PKB

Patients were split into two groupings: 421 sufferers were switched from SU to sitagliptin 100?mg once and 427 sufferers continued to be on SU daily

Patients were split into two groupings: 421 sufferers were switched from SU to sitagliptin 100?mg once and 427 sufferers continued to be on SU daily. Fasting during Ramadan, the 9th month in the Islamic calendar, isn’t mandatory for sufferers with diabetes mellitus (DM), but many insist upon fasting. This may create many health issues, if the fast is extended [1] specifically. Glucose-lowering therapies are cornerstone for dealing with all type 2 DM sufferers to ensure restricted glycemic control to avoid acute problems like hyperosmolar nonketotic coma and persistent problems like the micro- and macrovascular problems. Hypoglycemia may be the most fatal and significant problem for fasting and for most treatment plans for diabetes, such as for example insulin plus some of the dental glucose-lowering therapies, including sulfonylurea (SU) and meglitinides [2, 3]. Within the last 10 years brand-new classes of glucose-lowering remedies associated with decreased threat of inducing hypoglycemia have already been introduced. Included in these are incretin mimetics, such as for example dipeptidyl peptidase-4 (DPP-4) inhibitors, glucagon-like peptide-1 receptor agonist (GLP-1 RA), as well as the sodium-glucose cotransporter-2 (SGLT-2) inhibitors [4, 5]. There were few review research of the usage of these brand-new glucose-lowering therapies during Ramadan. Many focus only using one course of glucose-lowering therapies [6, 7]. One review talked about the huge benefits and disadvantages for most classes of newer glucose-lowering therapies but didn’t include information regarding SGLT-2 inhibitors.
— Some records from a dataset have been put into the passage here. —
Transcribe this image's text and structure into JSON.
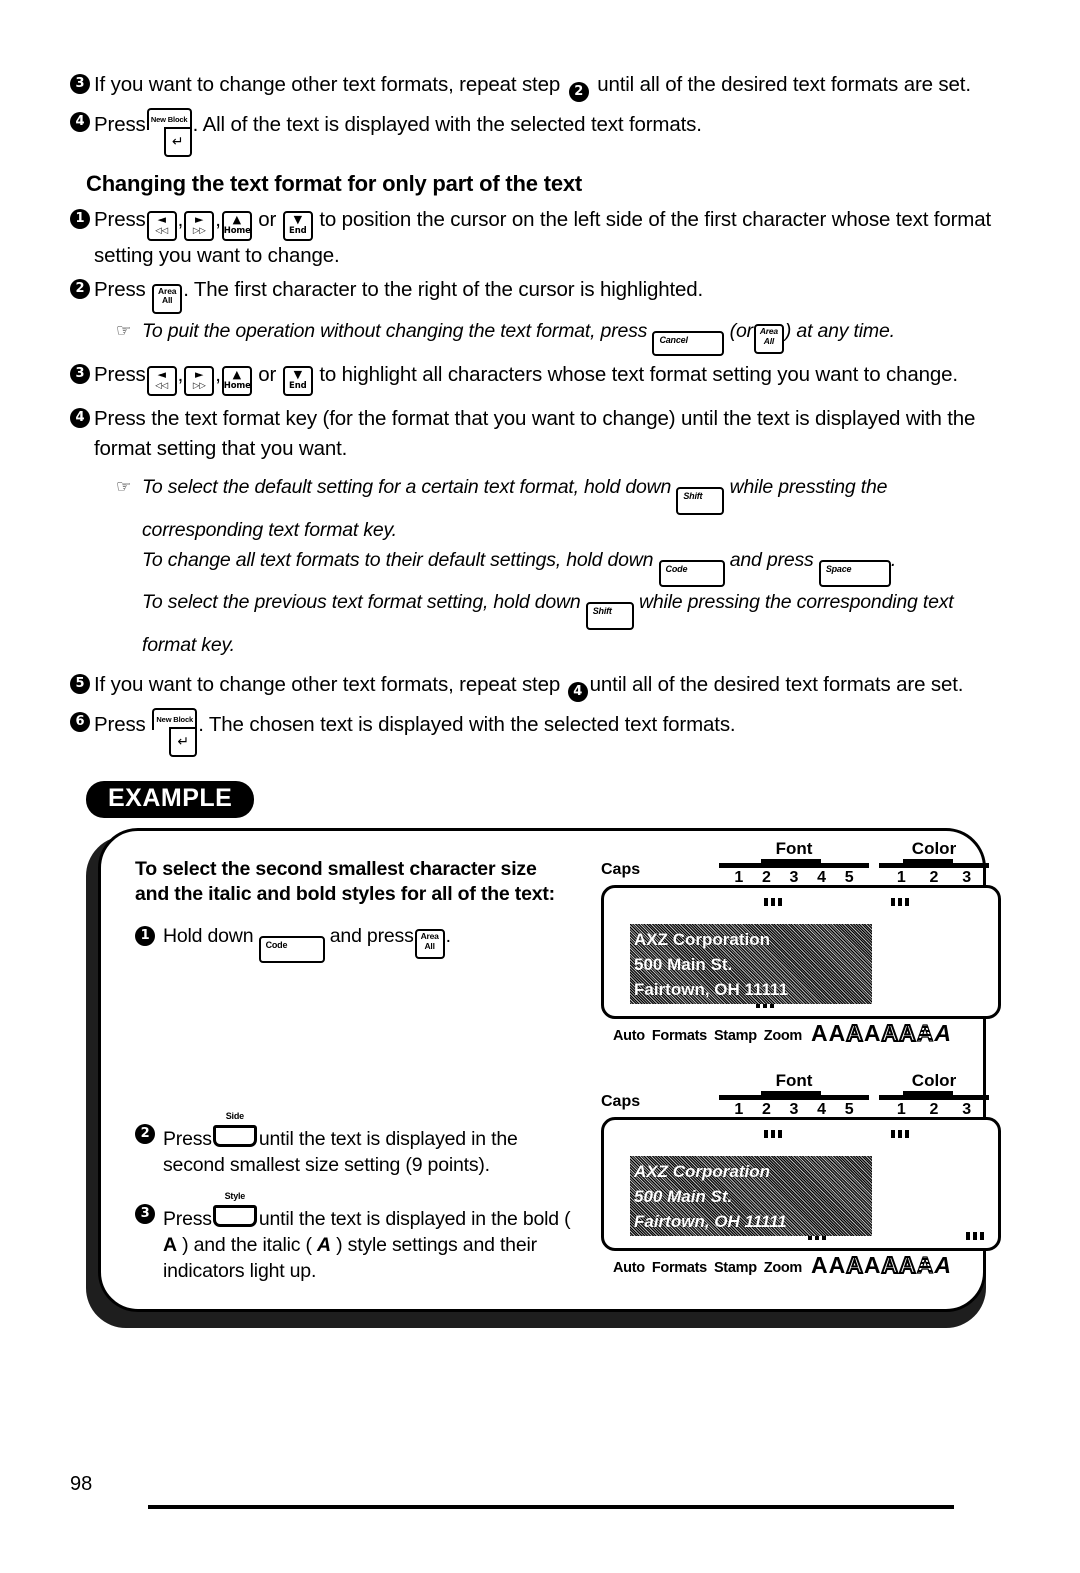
{
  "page": {
    "number": "98"
  },
  "keys": {
    "new_block": {
      "label": "New Block",
      "glyph": "↵"
    },
    "area_all": {
      "line1": "Area",
      "line2": "All"
    },
    "cursor_left": {
      "tri": "◄",
      "sub": "◁◁"
    },
    "cursor_right": {
      "tri": "►",
      "sub": "▷▷"
    },
    "cursor_up": {
      "tri": "▲",
      "sub": "Home"
    },
    "cursor_down": {
      "tri": "▼",
      "sub": "End"
    },
    "cancel": {
      "label": "Cancel"
    },
    "shift": {
      "label": "Shift"
    },
    "code": {
      "label": "Code"
    },
    "space": {
      "label": "Space"
    },
    "side": {
      "label": "Side"
    },
    "style": {
      "label": "Style"
    }
  },
  "top_steps": [
    {
      "num": "3",
      "text_before": "If you want to change other text formats, repeat step",
      "text_after": "until all of the desired text formats are set."
    },
    {
      "num": "4",
      "text_before": "Press",
      "text_after": ".  All of the text is displayed with the selected text formats."
    }
  ],
  "section": {
    "heading": "Changing the text format for only part of the text",
    "steps": [
      {
        "num": "1",
        "lead": "Press",
        "mid": "or",
        "tail": "to position the cursor on the left side of the first character whose text format setting you want to change."
      },
      {
        "num": "2",
        "lead": "Press",
        "tail": ".  The first character to the right of the cursor is highlighted."
      },
      {
        "num": "3",
        "lead": "Press",
        "mid": "or",
        "tail": "to highlight all characters whose text format setting you want to change."
      },
      {
        "num": "4",
        "text": "Press the text format key (for the format that you want to change) until the text is displayed with the format setting that you want."
      },
      {
        "num": "5",
        "text_before": "If you want to change other text formats, repeat step",
        "text_after": "until all of the desired text formats are set."
      },
      {
        "num": "6",
        "text_before": "Press",
        "text_after": ".  The chosen text is displayed with the selected text formats."
      }
    ],
    "notes": {
      "quit": {
        "part1": "To puit the operation without changing the text format, press",
        "part2": "(or",
        "part3": ") at any time."
      },
      "default": {
        "part1": "To select the default setting for a certain text format, hold down",
        "part2": "while pressting the corresponding text format key."
      },
      "all_defaults": {
        "part1": "To change all text formats to their default settings, hold down",
        "part2": "and press",
        "part3": "."
      },
      "previous": {
        "part1": "To select the previous text format setting, hold down",
        "part2": "while pressing the corresponding text format key."
      }
    }
  },
  "example": {
    "badge": "EXAMPLE",
    "title_line1": "To select the second smallest character size",
    "title_line2": "and the italic and bold styles for all of the text:",
    "steps": [
      {
        "num": "1",
        "part1": "Hold down",
        "part2": "and press",
        "part3": "."
      },
      {
        "num": "2",
        "part1": "Press",
        "part2": "until the text is displayed in the second smallest size setting (9 points)."
      },
      {
        "num": "3",
        "part1": "Press",
        "part2": "until the text is displayed in the bold (",
        "bold_a": "A",
        "part3": ") and the italic (",
        "italic_a": "A",
        "part4": ") style settings and their indicators light up."
      }
    ],
    "lcd": {
      "caps_label": "Caps",
      "font_scale": {
        "title": "Font",
        "numbers": [
          "1",
          "2",
          "3",
          "4",
          "5"
        ]
      },
      "color_scale": {
        "title": "Color",
        "numbers": [
          "1",
          "2",
          "3"
        ]
      },
      "screen_lines": [
        "AXZ Corporation",
        "500 Main St.",
        "Fairtown, OH 11111"
      ],
      "bottom_labels": [
        "Auto",
        "Formats",
        "Stamp",
        "Zoom"
      ],
      "style_glyphs": [
        "A",
        "A",
        "A",
        "A",
        "A",
        "A",
        "A",
        "A"
      ]
    }
  }
}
Furthermore, that research did not give a conclusion which medication may be the best to be utilized during Ramadan by sufferers with type 2 DM [8]. This research reviews the protection and efficiency of newer glucose-lowering therapies to be able to identify the ones that are the most suitable for sufferers with DM through the fasting month of Ramadan. 2. Strategies This research was achieved during Sept 2015 through a cautious books search using (PubMed, PubMed Central, and Google Scholar) for research from 2005 to 2015 with the main one or even more of pursuing keywords in British vocabulary: diabetes DPP-4 inhibitor (alogliptin, linagliptin, saxagliptin, sitagliptin, and vildagliptin), GLP-1 RA (exenatide, liraglutide, MEKK13 albiglutide, and lixisenatide), and SGLT-2 inhibitors (canagliflozin, dapagliflozin, ipragliflozin, and empagliflozin), in conjunction with the fundamental keyword (Ramadan). EMBASE had not been searched due to funding restrictions. All XL413 research types (potential observational, randomized blinded scientific studies and randomized open-label studies) that analyzed XL413 the efficiency and unwanted effects of the classes of glucose-lowering therapy on sufferers with type 2 DM through the fasting month of Ramadan had been included. Reviews had been excluded. Details from these research had been summarized with regards to research style, duration of study, number of participating patients, medications used, assessment criteria for medication safety and effectiveness, and final conclusions. 3. Results A total of 16 studies were included as shown in Table 1. Full text was obtained in nine studies, abstract in four studies, and posters in three studies. Eight studies were randomized clinical trials (RCT) and eight were prospective observational studies. Information about each class of glucose-lowering therapies was summarized according to the medication used in each class and whether this medication was studied as monotherapy or as add-on therapy to other glucose-lowering therapies. Table 1 Summary of the XL413 included studies. = 0.104). HbA1c was decreased in vildagliptin group while there was a slight increase in SU group (?0.43% versus 0.01%; 0.05). More patients in the vildagliptin group achieved HbA1c 7.0% than in the SU treated group (16.4% versus 4.8%; = 0.055). Additionally, there was a significant difference in weight loss. Patients in the vildagliptin group lost an average of 1.2?kg while those in SU group lost an average of 0.03?kg ( 0.001). Although vildagliptin was shown to be safer than SU in this study, this superior safety was lacking statistical significance, perhaps due to the small sample size. In another large, multiregional, observational study [14] that was conducted in Asia and the Middle East, 1315 type 2 diabetic Muslim patients were divided into two groups where 684 patients had received treatment with vildagliptin and 631 patients received SU (glibenclamide, glimepiride, gliclazide, or glipizide) as monotherapy or as add-on to metformin. Vildagliptin was significantly more effective in reducing HbA1c than SU (?0.24% versus 0.02%; 0.05). Also, vildagliptin was associated with significantly fewer episodes of hypoglycemic events (defined as patient reported symptoms and/or blood glucose level less.